Assignment:
Each entry below should be written out exactly as it is, with no pictures.
============================================================
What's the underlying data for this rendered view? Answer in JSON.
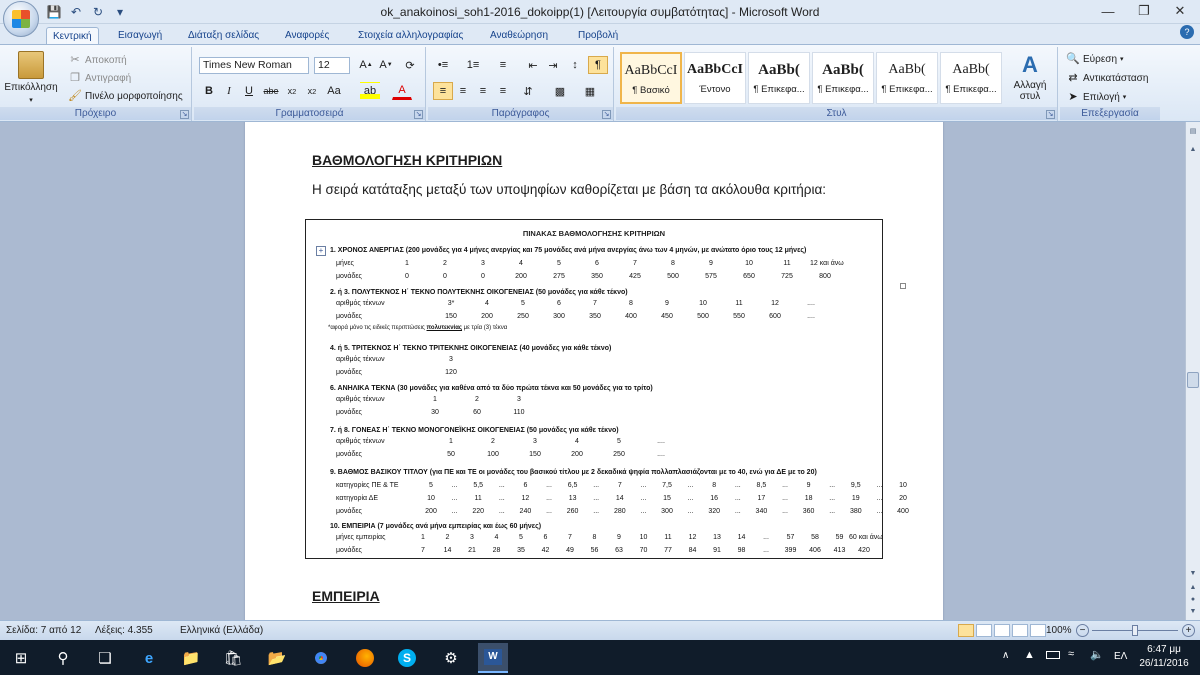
{
  "window": {
    "title": "ok_anakoinosi_soh1-2016_dokoipp(1) [Λειτουργία συμβατότητας] - Microsoft Word",
    "quick_access": [
      "save-icon",
      "undo-icon",
      "redo-icon",
      "customize-icon"
    ],
    "controls": [
      "minimize-icon",
      "restore-icon",
      "close-icon"
    ]
  },
  "tabs": [
    "Κεντρική",
    "Εισαγωγή",
    "Διάταξη σελίδας",
    "Αναφορές",
    "Στοιχεία αλληλογραφίας",
    "Αναθεώρηση",
    "Προβολή"
  ],
  "ribbon": {
    "clipboard": {
      "label": "Πρόχειρο",
      "paste": "Επικόλληση",
      "cut": "Αποκοπή",
      "copy": "Αντιγραφή",
      "format_painter": "Πινέλο μορφοποίησης"
    },
    "font": {
      "label": "Γραμματοσειρά",
      "name": "Times New Roman",
      "size": "12"
    },
    "paragraph": {
      "label": "Παράγραφος"
    },
    "styles": {
      "label": "Στυλ",
      "tiles": [
        {
          "sample": "AaBbCcI",
          "name": "¶ Βασικό"
        },
        {
          "sample": "AaBbCcI",
          "name": "Έντονο"
        },
        {
          "sample": "AaBb(",
          "name": "¶ Επικεφα..."
        },
        {
          "sample": "AaBb(",
          "name": "¶ Επικεφα..."
        },
        {
          "sample": "AaBb(",
          "name": "¶ Επικεφα..."
        },
        {
          "sample": "AaBb(",
          "name": "¶ Επικεφα..."
        }
      ],
      "change": "Αλλαγή στυλ"
    },
    "editing": {
      "label": "Επεξεργασία",
      "find": "Εύρεση",
      "replace": "Αντικατάσταση",
      "select": "Επιλογή"
    }
  },
  "document": {
    "heading1": "ΒΑΘΜΟΛΟΓΗΣΗ ΚΡΙΤΗΡΙΩΝ",
    "intro": "Η σειρά κατάταξης μεταξύ των υποψηφίων καθορίζεται με βάση τα ακόλουθα κριτήρια:",
    "table_title": "ΠΙΝΑΚΑΣ ΒΑΘΜΟΛΟΓΗΣΗΣ ΚΡΙΤΗΡΙΩΝ",
    "c1": {
      "title": "1. ΧΡΟΝΟΣ ΑΝΕΡΓΙΑΣ (200 μονάδες για 4 μήνες ανεργίας και 75 μονάδες ανά μήνα ανεργίας άνω των 4 μηνών, με ανώτατο όριο τους 12 μήνες)",
      "r1_label": "μήνες",
      "r1": [
        "1",
        "2",
        "3",
        "4",
        "5",
        "6",
        "7",
        "8",
        "9",
        "10",
        "11",
        "12 και άνω"
      ],
      "r2_label": "μονάδες",
      "r2": [
        "0",
        "0",
        "0",
        "200",
        "275",
        "350",
        "425",
        "500",
        "575",
        "650",
        "725",
        "800"
      ]
    },
    "c2": {
      "title": "2. ή 3. ΠΟΛΥΤΕΚΝΟΣ Η΄ ΤΕΚΝΟ ΠΟΛΥΤΕΚΝΗΣ ΟΙΚΟΓΕΝΕΙΑΣ (50 μονάδες για κάθε τέκνο)",
      "r1_label": "αριθμός τέκνων",
      "r1": [
        "3*",
        "4",
        "5",
        "6",
        "7",
        "8",
        "9",
        "10",
        "11",
        "12",
        "...."
      ],
      "r2_label": "μονάδες",
      "r2": [
        "150",
        "200",
        "250",
        "300",
        "350",
        "400",
        "450",
        "500",
        "550",
        "600",
        "...."
      ],
      "note_a": "*αφορά μόνο τις ειδικές περιπτώσεις ",
      "note_b": "πολυτεκνίας",
      " note_c": " με τρία (3) τέκνα"
    },
    "c3": {
      "title": "4. ή 5. ΤΡΙΤΕΚΝΟΣ Η΄ ΤΕΚΝΟ ΤΡΙΤΕΚΝΗΣ ΟΙΚΟΓΕΝΕΙΑΣ (40 μονάδες για κάθε τέκνο)",
      "r1_label": "αριθμός τέκνων",
      "r1": [
        "3"
      ],
      "r2_label": "μονάδες",
      "r2": [
        "120"
      ]
    },
    "c4": {
      "title": "6. ΑΝΗΛΙΚΑ ΤΕΚΝΑ (30 μονάδες για καθένα από τα δύο πρώτα τέκνα και 50 μονάδες για το τρίτο)",
      "r1_label": "αριθμός τέκνων",
      "r1": [
        "1",
        "2",
        "3"
      ],
      "r2_label": "μονάδες",
      "r2": [
        "30",
        "60",
        "110"
      ]
    },
    "c5": {
      "title": "7. ή 8. ΓΟΝΕΑΣ Η΄ ΤΕΚΝΟ ΜΟΝΟΓΟΝΕΪΚΗΣ ΟΙΚΟΓΕΝΕΙΑΣ (50 μονάδες για κάθε τέκνο)",
      "r1_label": "αριθμός τέκνων",
      "r1": [
        "1",
        "2",
        "3",
        "4",
        "5",
        "...."
      ],
      "r2_label": "μονάδες",
      "r2": [
        "50",
        "100",
        "150",
        "200",
        "250",
        "...."
      ]
    },
    "c6": {
      "title": "9. ΒΑΘΜΟΣ ΒΑΣΙΚΟΥ ΤΙΤΛΟΥ (για ΠΕ και ΤΕ οι μονάδες του βασικού τίτλου με 2 δεκαδικά ψηφία πολλαπλασιάζονται με το 40, ενώ για ΔΕ με το 20)",
      "r1_label": "κατηγορίες ΠΕ & ΤΕ",
      "r1": [
        "5",
        "...",
        "5,5",
        "...",
        "6",
        "...",
        "6,5",
        "...",
        "7",
        "...",
        "7,5",
        "...",
        "8",
        "...",
        "8,5",
        "...",
        "9",
        "...",
        "9,5",
        "...",
        "10"
      ],
      "r2_label": "κατηγορία ΔΕ",
      "r2": [
        "10",
        "...",
        "11",
        "...",
        "12",
        "...",
        "13",
        "...",
        "14",
        "...",
        "15",
        "...",
        "16",
        "...",
        "17",
        "...",
        "18",
        "...",
        "19",
        "...",
        "20"
      ],
      "r3_label": "μονάδες",
      "r3": [
        "200",
        "...",
        "220",
        "...",
        "240",
        "...",
        "260",
        "...",
        "280",
        "...",
        "300",
        "...",
        "320",
        "...",
        "340",
        "...",
        "360",
        "...",
        "380",
        "...",
        "400"
      ]
    },
    "c7": {
      "title": "10. ΕΜΠΕΙΡΙΑ (7 μονάδες ανά μήνα εμπειρίας και έως 60 μήνες)",
      "r1_label": "μήνες εμπειρίας",
      "r1": [
        "1",
        "2",
        "3",
        "4",
        "5",
        "6",
        "7",
        "8",
        "9",
        "10",
        "11",
        "12",
        "13",
        "14",
        "...",
        "57",
        "58",
        "59",
        "60 και άνω"
      ],
      "r2_label": "μονάδες",
      "r2": [
        "7",
        "14",
        "21",
        "28",
        "35",
        "42",
        "49",
        "56",
        "63",
        "70",
        "77",
        "84",
        "91",
        "98",
        "...",
        "399",
        "406",
        "413",
        "420"
      ]
    },
    "heading2": "ΕΜΠΕΙΡΙΑ"
  },
  "status": {
    "page": "Σελίδα: 7 από 12",
    "words": "Λέξεις: 4.355",
    "language": "Ελληνικά (Ελλάδα)",
    "zoom": "100%"
  },
  "taskbar": {
    "lang": "ΕΛ",
    "time": "6:47 μμ",
    "date": "26/11/2016"
  }
}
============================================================
Exercise result:
What's the underlying data for this rendered view? Answer in JSON.
{
  "window": {
    "title": "ok_anakoinosi_soh1-2016_dokoipp(1) [Λειτουργία συμβατότητας] - Microsoft Word",
    "quick_access": [
      "save-icon",
      "undo-icon",
      "redo-icon",
      "customize-icon"
    ],
    "controls": [
      "minimize-icon",
      "restore-icon",
      "close-icon"
    ]
  },
  "tabs": [
    "Κεντρική",
    "Εισαγωγή",
    "Διάταξη σελίδας",
    "Αναφορές",
    "Στοιχεία αλληλογραφίας",
    "Αναθεώρηση",
    "Προβολή"
  ],
  "ribbon": {
    "clipboard": {
      "label": "Πρόχειρο",
      "paste": "Επικόλληση",
      "cut": "Αποκοπή",
      "copy": "Αντιγραφή",
      "format_painter": "Πινέλο μορφοποίησης"
    },
    "font": {
      "label": "Γραμματοσειρά",
      "name": "Times New Roman",
      "size": "12"
    },
    "paragraph": {
      "label": "Παράγραφος"
    },
    "styles": {
      "label": "Στυλ",
      "tiles": [
        {
          "sample": "AaBbCcI",
          "name": "¶ Βασικό"
        },
        {
          "sample": "AaBbCcI",
          "name": "Έντονο"
        },
        {
          "sample": "AaBb(",
          "name": "¶ Επικεφα..."
        },
        {
          "sample": "AaBb(",
          "name": "¶ Επικεφα..."
        },
        {
          "sample": "AaBb(",
          "name": "¶ Επικεφα..."
        },
        {
          "sample": "AaBb(",
          "name": "¶ Επικεφα..."
        }
      ],
      "change": "Αλλαγή στυλ"
    },
    "editing": {
      "label": "Επεξεργασία",
      "find": "Εύρεση",
      "replace": "Αντικατάσταση",
      "select": "Επιλογή"
    }
  },
  "document": {
    "heading1": "ΒΑΘΜΟΛΟΓΗΣΗ ΚΡΙΤΗΡΙΩΝ",
    "intro": "Η σειρά κατάταξης μεταξύ των υποψηφίων καθορίζεται με βάση τα ακόλουθα κριτήρια:",
    "table_title": "ΠΙΝΑΚΑΣ ΒΑΘΜΟΛΟΓΗΣΗΣ ΚΡΙΤΗΡΙΩΝ",
    "c1": {
      "title": "1. ΧΡΟΝΟΣ ΑΝΕΡΓΙΑΣ (200 μονάδες για 4 μήνες ανεργίας και 75 μονάδες ανά μήνα ανεργίας άνω των 4 μηνών, με ανώτατο όριο τους 12 μήνες)",
      "r1_label": "μήνες",
      "r1": [
        "1",
        "2",
        "3",
        "4",
        "5",
        "6",
        "7",
        "8",
        "9",
        "10",
        "11",
        "12 και άνω"
      ],
      "r2_label": "μονάδες",
      "r2": [
        "0",
        "0",
        "0",
        "200",
        "275",
        "350",
        "425",
        "500",
        "575",
        "650",
        "725",
        "800"
      ]
    },
    "c2": {
      "title": "2. ή 3. ΠΟΛΥΤΕΚΝΟΣ Η΄ ΤΕΚΝΟ ΠΟΛΥΤΕΚΝΗΣ ΟΙΚΟΓΕΝΕΙΑΣ (50 μονάδες για κάθε τέκνο)",
      "r1_label": "αριθμός τέκνων",
      "r1": [
        "3*",
        "4",
        "5",
        "6",
        "7",
        "8",
        "9",
        "10",
        "11",
        "12",
        "...."
      ],
      "r2_label": "μονάδες",
      "r2": [
        "150",
        "200",
        "250",
        "300",
        "350",
        "400",
        "450",
        "500",
        "550",
        "600",
        "...."
      ],
      "note_a": "*αφορά μόνο τις ειδικές περιπτώσεις ",
      "note_b": "πολυτεκνίας",
      " note_c": " με τρία (3) τέκνα"
    },
    "c3": {
      "title": "4. ή 5. ΤΡΙΤΕΚΝΟΣ Η΄ ΤΕΚΝΟ ΤΡΙΤΕΚΝΗΣ ΟΙΚΟΓΕΝΕΙΑΣ (40 μονάδες για κάθε τέκνο)",
      "r1_label": "αριθμός τέκνων",
      "r1": [
        "3"
      ],
      "r2_label": "μονάδες",
      "r2": [
        "120"
      ]
    },
    "c4": {
      "title": "6. ΑΝΗΛΙΚΑ ΤΕΚΝΑ (30 μονάδες για καθένα από τα δύο πρώτα τέκνα και 50 μονάδες για το τρίτο)",
      "r1_label": "αριθμός τέκνων",
      "r1": [
        "1",
        "2",
        "3"
      ],
      "r2_label": "μονάδες",
      "r2": [
        "30",
        "60",
        "110"
      ]
    },
    "c5": {
      "title": "7. ή 8. ΓΟΝΕΑΣ Η΄ ΤΕΚΝΟ ΜΟΝΟΓΟΝΕΪΚΗΣ ΟΙΚΟΓΕΝΕΙΑΣ (50 μονάδες για κάθε τέκνο)",
      "r1_label": "αριθμός τέκνων",
      "r1": [
        "1",
        "2",
        "3",
        "4",
        "5",
        "...."
      ],
      "r2_label": "μονάδες",
      "r2": [
        "50",
        "100",
        "150",
        "200",
        "250",
        "...."
      ]
    },
    "c6": {
      "title": "9. ΒΑΘΜΟΣ ΒΑΣΙΚΟΥ ΤΙΤΛΟΥ (για ΠΕ και ΤΕ οι μονάδες του βασικού τίτλου με 2 δεκαδικά ψηφία πολλαπλασιάζονται με το 40, ενώ για ΔΕ με το 20)",
      "r1_label": "κατηγορίες ΠΕ & ΤΕ",
      "r1": [
        "5",
        "...",
        "5,5",
        "...",
        "6",
        "...",
        "6,5",
        "...",
        "7",
        "...",
        "7,5",
        "...",
        "8",
        "...",
        "8,5",
        "...",
        "9",
        "...",
        "9,5",
        "...",
        "10"
      ],
      "r2_label": "κατηγορία ΔΕ",
      "r2": [
        "10",
        "...",
        "11",
        "...",
        "12",
        "...",
        "13",
        "...",
        "14",
        "...",
        "15",
        "...",
        "16",
        "...",
        "17",
        "...",
        "18",
        "...",
        "19",
        "...",
        "20"
      ],
      "r3_label": "μονάδες",
      "r3": [
        "200",
        "...",
        "220",
        "...",
        "240",
        "...",
        "260",
        "...",
        "280",
        "...",
        "300",
        "...",
        "320",
        "...",
        "340",
        "...",
        "360",
        "...",
        "380",
        "...",
        "400"
      ]
    },
    "c7": {
      "title": "10. ΕΜΠΕΙΡΙΑ (7 μονάδες ανά μήνα εμπειρίας και έως 60 μήνες)",
      "r1_label": "μήνες εμπειρίας",
      "r1": [
        "1",
        "2",
        "3",
        "4",
        "5",
        "6",
        "7",
        "8",
        "9",
        "10",
        "11",
        "12",
        "13",
        "14",
        "...",
        "57",
        "58",
        "59",
        "60 και άνω"
      ],
      "r2_label": "μονάδες",
      "r2": [
        "7",
        "14",
        "21",
        "28",
        "35",
        "42",
        "49",
        "56",
        "63",
        "70",
        "77",
        "84",
        "91",
        "98",
        "...",
        "399",
        "406",
        "413",
        "420"
      ]
    },
    "heading2": "ΕΜΠΕΙΡΙΑ"
  },
  "status": {
    "page": "Σελίδα: 7 από 12",
    "words": "Λέξεις: 4.355",
    "language": "Ελληνικά (Ελλάδα)",
    "zoom": "100%"
  },
  "taskbar": {
    "lang": "ΕΛ",
    "time": "6:47 μμ",
    "date": "26/11/2016"
  }
}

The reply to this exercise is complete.